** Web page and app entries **

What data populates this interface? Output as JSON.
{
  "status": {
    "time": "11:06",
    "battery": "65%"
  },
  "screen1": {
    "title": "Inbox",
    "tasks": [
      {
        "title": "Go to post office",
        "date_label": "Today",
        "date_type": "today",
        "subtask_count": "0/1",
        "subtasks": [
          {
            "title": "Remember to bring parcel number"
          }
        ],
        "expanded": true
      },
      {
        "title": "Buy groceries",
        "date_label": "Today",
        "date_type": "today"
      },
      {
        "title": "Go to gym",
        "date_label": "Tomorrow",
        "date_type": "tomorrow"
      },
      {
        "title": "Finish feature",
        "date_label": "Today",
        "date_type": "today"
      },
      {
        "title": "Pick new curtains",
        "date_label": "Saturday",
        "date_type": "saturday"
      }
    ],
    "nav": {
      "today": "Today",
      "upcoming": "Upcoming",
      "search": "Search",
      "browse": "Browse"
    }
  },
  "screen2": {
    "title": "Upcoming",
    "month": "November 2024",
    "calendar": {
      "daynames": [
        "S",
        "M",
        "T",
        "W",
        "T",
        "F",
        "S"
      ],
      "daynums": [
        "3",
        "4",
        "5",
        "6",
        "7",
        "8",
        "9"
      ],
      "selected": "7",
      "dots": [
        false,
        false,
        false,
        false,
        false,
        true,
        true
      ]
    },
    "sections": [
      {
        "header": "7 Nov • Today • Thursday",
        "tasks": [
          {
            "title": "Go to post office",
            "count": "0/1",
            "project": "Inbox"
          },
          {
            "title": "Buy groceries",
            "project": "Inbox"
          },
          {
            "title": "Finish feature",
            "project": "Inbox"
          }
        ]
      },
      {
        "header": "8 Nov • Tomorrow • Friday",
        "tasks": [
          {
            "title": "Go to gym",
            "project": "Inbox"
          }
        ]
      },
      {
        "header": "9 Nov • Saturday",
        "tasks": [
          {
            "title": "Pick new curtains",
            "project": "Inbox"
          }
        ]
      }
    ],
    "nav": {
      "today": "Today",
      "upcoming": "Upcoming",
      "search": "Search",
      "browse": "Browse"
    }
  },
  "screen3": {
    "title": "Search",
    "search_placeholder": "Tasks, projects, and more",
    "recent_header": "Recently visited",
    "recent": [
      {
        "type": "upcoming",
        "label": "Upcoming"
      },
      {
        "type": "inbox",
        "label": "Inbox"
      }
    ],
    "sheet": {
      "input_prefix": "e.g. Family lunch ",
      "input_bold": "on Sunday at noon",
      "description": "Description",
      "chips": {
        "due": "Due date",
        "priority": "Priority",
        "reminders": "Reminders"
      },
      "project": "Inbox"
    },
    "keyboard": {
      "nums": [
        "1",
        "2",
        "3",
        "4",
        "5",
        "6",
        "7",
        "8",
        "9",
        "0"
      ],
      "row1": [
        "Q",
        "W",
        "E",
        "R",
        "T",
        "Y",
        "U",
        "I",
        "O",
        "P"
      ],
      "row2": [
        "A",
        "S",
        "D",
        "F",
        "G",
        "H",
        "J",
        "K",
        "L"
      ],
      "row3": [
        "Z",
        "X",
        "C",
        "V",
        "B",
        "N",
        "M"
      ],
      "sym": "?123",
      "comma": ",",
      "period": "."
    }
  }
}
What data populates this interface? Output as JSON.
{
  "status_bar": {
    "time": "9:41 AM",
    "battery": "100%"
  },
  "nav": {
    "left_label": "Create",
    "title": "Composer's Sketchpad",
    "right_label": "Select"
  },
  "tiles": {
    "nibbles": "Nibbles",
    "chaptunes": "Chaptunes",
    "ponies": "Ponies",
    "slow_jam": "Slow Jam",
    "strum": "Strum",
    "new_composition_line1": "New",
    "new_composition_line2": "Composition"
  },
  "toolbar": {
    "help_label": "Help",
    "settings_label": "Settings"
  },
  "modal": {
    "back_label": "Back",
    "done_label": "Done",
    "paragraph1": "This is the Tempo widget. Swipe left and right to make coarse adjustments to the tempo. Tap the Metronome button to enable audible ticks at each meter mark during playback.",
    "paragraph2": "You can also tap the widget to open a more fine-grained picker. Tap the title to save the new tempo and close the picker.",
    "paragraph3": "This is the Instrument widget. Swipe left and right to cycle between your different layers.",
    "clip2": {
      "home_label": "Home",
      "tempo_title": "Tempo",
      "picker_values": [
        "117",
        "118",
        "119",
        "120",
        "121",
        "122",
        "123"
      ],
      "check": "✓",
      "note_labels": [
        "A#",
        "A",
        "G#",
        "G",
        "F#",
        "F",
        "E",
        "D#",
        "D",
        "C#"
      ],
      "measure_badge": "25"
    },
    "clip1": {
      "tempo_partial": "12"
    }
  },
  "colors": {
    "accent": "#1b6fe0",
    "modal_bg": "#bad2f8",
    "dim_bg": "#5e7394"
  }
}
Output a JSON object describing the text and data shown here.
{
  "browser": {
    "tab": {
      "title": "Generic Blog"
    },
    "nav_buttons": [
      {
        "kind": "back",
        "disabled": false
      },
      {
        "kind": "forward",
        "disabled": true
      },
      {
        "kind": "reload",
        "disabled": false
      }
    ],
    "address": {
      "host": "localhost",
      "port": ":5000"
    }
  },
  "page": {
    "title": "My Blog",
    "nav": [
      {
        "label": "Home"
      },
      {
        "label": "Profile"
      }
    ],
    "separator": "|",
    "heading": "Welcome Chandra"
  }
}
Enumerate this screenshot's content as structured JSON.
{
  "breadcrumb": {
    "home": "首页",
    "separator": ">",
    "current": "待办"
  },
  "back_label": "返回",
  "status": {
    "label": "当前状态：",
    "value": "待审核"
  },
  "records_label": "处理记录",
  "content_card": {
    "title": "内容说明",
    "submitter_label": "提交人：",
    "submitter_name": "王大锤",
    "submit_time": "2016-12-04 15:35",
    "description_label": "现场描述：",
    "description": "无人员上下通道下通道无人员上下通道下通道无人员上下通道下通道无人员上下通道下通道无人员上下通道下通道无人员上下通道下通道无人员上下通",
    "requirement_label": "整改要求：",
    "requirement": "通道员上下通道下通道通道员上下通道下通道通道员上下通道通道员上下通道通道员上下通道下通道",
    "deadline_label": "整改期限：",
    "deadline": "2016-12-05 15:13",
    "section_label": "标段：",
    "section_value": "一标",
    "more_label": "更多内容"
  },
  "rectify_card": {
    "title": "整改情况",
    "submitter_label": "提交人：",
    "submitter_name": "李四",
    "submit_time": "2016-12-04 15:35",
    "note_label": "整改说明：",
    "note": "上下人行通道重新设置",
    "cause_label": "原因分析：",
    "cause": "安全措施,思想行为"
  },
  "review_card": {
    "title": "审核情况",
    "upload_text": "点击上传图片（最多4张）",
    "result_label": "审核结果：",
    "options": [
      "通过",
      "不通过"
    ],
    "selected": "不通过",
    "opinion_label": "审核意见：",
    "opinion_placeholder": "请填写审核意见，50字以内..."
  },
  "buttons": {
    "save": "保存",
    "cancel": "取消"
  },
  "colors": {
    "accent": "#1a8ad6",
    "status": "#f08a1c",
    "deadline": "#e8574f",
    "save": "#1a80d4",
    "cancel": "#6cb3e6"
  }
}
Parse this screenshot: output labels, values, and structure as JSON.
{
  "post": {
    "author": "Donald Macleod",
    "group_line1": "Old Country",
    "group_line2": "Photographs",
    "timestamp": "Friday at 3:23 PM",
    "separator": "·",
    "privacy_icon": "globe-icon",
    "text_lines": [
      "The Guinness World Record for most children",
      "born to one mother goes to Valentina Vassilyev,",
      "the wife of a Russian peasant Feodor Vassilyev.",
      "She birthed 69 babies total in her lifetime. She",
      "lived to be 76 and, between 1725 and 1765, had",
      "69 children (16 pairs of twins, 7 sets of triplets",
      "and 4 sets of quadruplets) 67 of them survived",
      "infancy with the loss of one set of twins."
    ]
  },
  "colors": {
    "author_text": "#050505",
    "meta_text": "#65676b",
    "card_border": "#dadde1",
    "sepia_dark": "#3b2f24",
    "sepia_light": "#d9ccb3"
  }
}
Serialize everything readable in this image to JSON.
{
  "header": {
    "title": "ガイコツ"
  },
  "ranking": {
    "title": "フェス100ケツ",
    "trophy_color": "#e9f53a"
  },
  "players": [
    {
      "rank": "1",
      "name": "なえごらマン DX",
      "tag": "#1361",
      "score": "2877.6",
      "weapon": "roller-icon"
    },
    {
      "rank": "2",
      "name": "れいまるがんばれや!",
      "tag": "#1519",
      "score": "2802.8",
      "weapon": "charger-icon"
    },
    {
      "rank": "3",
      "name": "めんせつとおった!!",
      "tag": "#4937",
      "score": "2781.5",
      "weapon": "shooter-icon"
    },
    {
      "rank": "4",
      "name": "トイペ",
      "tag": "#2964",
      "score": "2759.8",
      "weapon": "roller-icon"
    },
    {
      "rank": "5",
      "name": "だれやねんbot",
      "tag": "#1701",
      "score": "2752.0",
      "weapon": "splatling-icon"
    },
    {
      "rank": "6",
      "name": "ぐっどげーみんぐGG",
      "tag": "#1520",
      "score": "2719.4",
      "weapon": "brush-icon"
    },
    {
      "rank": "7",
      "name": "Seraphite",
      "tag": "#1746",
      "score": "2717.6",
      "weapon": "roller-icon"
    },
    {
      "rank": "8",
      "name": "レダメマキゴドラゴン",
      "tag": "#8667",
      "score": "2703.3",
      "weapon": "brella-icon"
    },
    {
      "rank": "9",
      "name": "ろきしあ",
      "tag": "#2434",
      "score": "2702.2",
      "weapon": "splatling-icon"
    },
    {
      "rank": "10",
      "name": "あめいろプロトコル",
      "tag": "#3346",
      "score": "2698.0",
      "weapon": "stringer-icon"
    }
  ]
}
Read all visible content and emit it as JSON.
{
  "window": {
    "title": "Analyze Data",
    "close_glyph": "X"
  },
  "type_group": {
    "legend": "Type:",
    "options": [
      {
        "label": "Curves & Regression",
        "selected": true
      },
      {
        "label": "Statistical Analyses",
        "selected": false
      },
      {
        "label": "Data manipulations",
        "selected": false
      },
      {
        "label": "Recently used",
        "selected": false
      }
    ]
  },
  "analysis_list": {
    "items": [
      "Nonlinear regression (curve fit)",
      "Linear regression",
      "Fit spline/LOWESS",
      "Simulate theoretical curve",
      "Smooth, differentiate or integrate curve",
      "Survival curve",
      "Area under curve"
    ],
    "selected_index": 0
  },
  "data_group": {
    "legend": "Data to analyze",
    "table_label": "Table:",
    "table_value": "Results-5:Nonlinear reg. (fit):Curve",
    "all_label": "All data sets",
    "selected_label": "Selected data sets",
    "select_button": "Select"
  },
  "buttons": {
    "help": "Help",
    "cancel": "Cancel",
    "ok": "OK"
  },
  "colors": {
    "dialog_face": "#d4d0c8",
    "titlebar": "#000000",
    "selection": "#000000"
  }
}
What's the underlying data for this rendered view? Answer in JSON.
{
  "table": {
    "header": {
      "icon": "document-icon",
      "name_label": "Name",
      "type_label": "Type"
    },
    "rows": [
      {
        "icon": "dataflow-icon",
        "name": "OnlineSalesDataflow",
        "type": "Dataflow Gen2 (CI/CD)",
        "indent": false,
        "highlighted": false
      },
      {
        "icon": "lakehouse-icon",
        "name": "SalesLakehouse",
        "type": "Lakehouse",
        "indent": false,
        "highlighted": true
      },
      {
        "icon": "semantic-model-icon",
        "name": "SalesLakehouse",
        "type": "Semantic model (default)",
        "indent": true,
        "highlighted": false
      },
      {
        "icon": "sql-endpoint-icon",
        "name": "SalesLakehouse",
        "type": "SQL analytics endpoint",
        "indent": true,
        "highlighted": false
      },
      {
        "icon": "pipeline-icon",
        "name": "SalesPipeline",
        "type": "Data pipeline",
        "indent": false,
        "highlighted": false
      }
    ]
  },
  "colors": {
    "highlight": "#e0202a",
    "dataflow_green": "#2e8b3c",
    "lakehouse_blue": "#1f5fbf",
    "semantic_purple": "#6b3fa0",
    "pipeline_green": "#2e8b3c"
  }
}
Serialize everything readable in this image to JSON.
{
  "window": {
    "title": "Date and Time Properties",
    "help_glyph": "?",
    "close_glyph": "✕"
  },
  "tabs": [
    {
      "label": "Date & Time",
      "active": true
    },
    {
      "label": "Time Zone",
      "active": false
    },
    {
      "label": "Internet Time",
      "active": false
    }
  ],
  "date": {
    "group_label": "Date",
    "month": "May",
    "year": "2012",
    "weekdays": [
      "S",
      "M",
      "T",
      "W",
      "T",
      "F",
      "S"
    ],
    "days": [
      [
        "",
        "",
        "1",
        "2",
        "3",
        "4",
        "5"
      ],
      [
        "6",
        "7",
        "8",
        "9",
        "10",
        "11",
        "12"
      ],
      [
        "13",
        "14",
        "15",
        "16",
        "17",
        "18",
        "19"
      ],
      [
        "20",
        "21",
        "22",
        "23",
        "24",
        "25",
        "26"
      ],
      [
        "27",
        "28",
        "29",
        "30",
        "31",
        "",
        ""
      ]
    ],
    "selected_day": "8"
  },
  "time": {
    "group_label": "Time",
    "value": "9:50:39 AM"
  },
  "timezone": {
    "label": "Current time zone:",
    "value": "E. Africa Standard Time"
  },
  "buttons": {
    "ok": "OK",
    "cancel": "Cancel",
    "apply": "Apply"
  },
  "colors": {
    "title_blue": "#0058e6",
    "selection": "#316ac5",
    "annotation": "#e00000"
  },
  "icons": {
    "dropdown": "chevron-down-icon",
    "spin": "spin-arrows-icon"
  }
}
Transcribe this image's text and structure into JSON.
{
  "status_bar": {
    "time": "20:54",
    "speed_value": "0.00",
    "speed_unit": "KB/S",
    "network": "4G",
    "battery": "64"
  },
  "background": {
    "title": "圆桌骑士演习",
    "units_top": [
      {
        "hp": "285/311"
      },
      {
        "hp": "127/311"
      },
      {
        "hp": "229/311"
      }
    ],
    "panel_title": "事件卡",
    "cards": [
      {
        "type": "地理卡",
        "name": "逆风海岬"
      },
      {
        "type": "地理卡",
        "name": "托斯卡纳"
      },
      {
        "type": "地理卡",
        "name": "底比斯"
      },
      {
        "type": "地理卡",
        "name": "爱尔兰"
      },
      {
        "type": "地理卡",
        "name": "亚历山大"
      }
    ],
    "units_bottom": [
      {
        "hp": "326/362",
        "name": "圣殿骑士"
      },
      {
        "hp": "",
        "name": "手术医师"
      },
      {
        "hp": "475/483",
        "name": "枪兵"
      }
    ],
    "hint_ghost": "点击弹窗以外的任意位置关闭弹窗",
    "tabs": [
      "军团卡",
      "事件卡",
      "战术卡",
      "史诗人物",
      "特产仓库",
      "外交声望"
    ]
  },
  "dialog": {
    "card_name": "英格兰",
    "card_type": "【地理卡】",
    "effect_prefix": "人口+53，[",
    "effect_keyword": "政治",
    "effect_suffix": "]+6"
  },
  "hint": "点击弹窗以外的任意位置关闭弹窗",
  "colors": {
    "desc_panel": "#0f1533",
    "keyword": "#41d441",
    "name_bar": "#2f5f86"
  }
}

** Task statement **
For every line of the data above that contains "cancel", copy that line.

** Result **
    "cancel": "取消"
    "cancel": "#6cb3e6"
    "cancel": "Cancel",
    "cancel": "Cancel",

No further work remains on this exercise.